The New York Times today took a look at the work of Katherine M. Porter, associate professor of law at the University of Iowa, and bankruptcy specialist. She’s been taking a closer look at the fees that some loan servicers are charging homeowners who are in foreclosure. She’s determined that some of the fees are “questionable.”
From the NYT:
Bankruptcy specialists say lenders and loan servicers often do not comply with even the most basic legal requirements, like correctly computing the amount a borrower owes on a foreclosed loan or providing proof of holding the mortgage note in question.

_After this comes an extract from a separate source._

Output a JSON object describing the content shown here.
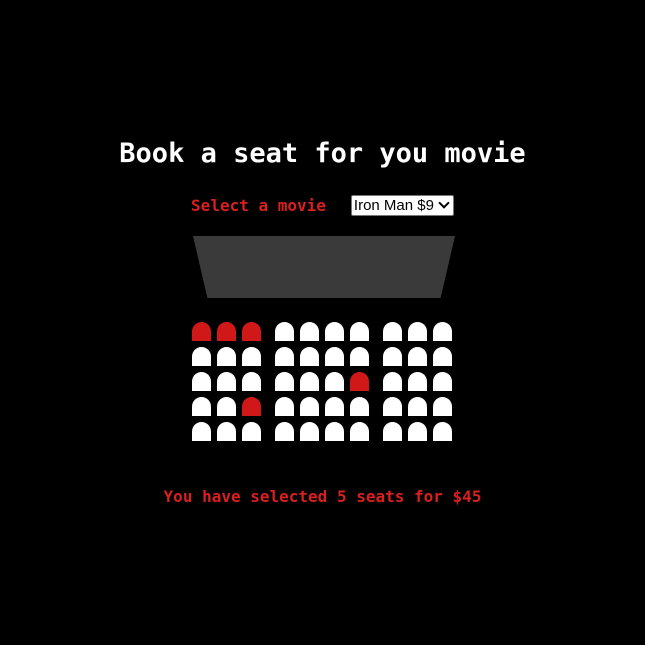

“Regulators need to look beyond their current, myopic focus on loan origination and consider how servicers’ calculation and collection practices leave families vulnerable to foreclosure,” said Katherine M. Porter, associate professor of law at the University of Iowa.
In an analysis of foreclosures in Chapter 13 bankruptcy, the program intended to help troubled borrowers save their homes, Ms. Porter found that questionable fees had been added to almost half of the loans she examined, and many of the charges were identified only vaguely. Most of the fees were less than $200 each, but collectively they could raise millions of dollars for loan servicers at a time when the other side of the business, mortgage origination, has faltered.
In one example, Ms. Porter found that a lender had filed a claim stating that the borrower owed more than $1 million. But after the loan history was scrutinized, the balance turned out to be $60,000. And a judge in Louisiana is considering an award for sanctions against Wells Fargo in a case in which the bank assessed improper fees and charges that added more than $24,000 to a borrower’s loan.
At the risk of sounding paranoid, with an estimated 2 million Americans set to lose their homes before this mortgage crises is over, it’s important to keep an eye on an industry that needs to milk every last penny out of the mess that it has created.